**Your instructions**
A verbatim copy of the records below, pictures omitted, is the task.

**Dataset entries**
────────

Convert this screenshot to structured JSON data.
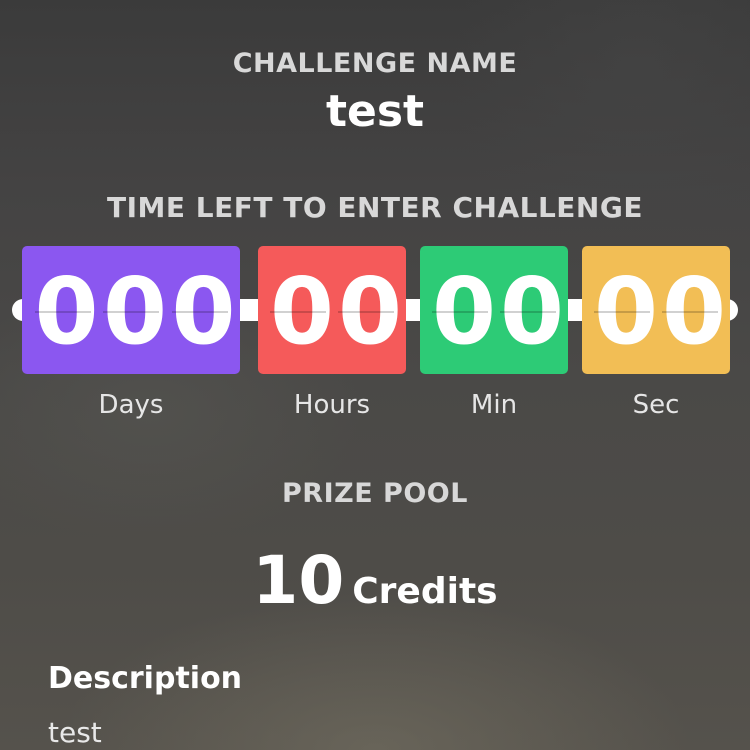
{
  "challenge": {
    "label": "CHALLENGE NAME",
    "name": "test"
  },
  "countdown": {
    "label": "TIME LEFT TO ENTER CHALLENGE",
    "units": [
      {
        "label": "Days",
        "digits": [
          "0",
          "0",
          "0"
        ],
        "color": "#8B57F0"
      },
      {
        "label": "Hours",
        "digits": [
          "0",
          "0"
        ],
        "color": "#F55A5A"
      },
      {
        "label": "Min",
        "digits": [
          "0",
          "0"
        ],
        "color": "#2DCB76"
      },
      {
        "label": "Sec",
        "digits": [
          "0",
          "0"
        ],
        "color": "#F2BE55"
      }
    ]
  },
  "prize_pool": {
    "label": "PRIZE POOL",
    "amount": "10",
    "unit": "Credits"
  },
  "description": {
    "label": "Description",
    "text": "test"
  }
}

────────

**Answer area**
Convert this screenshot to structured JSON data.
{
  "challenge": {
    "label": "CHALLENGE NAME",
    "name": "test"
  },
  "countdown": {
    "label": "TIME LEFT TO ENTER CHALLENGE",
    "units": [
      {
        "label": "Days",
        "digits": [
          "0",
          "0",
          "0"
        ],
        "color": "#8B57F0"
      },
      {
        "label": "Hours",
        "digits": [
          "0",
          "0"
        ],
        "color": "#F55A5A"
      },
      {
        "label": "Min",
        "digits": [
          "0",
          "0"
        ],
        "color": "#2DCB76"
      },
      {
        "label": "Sec",
        "digits": [
          "0",
          "0"
        ],
        "color": "#F2BE55"
      }
    ]
  },
  "prize_pool": {
    "label": "PRIZE POOL",
    "amount": "10",
    "unit": "Credits"
  },
  "description": {
    "label": "Description",
    "text": "test"
  }
}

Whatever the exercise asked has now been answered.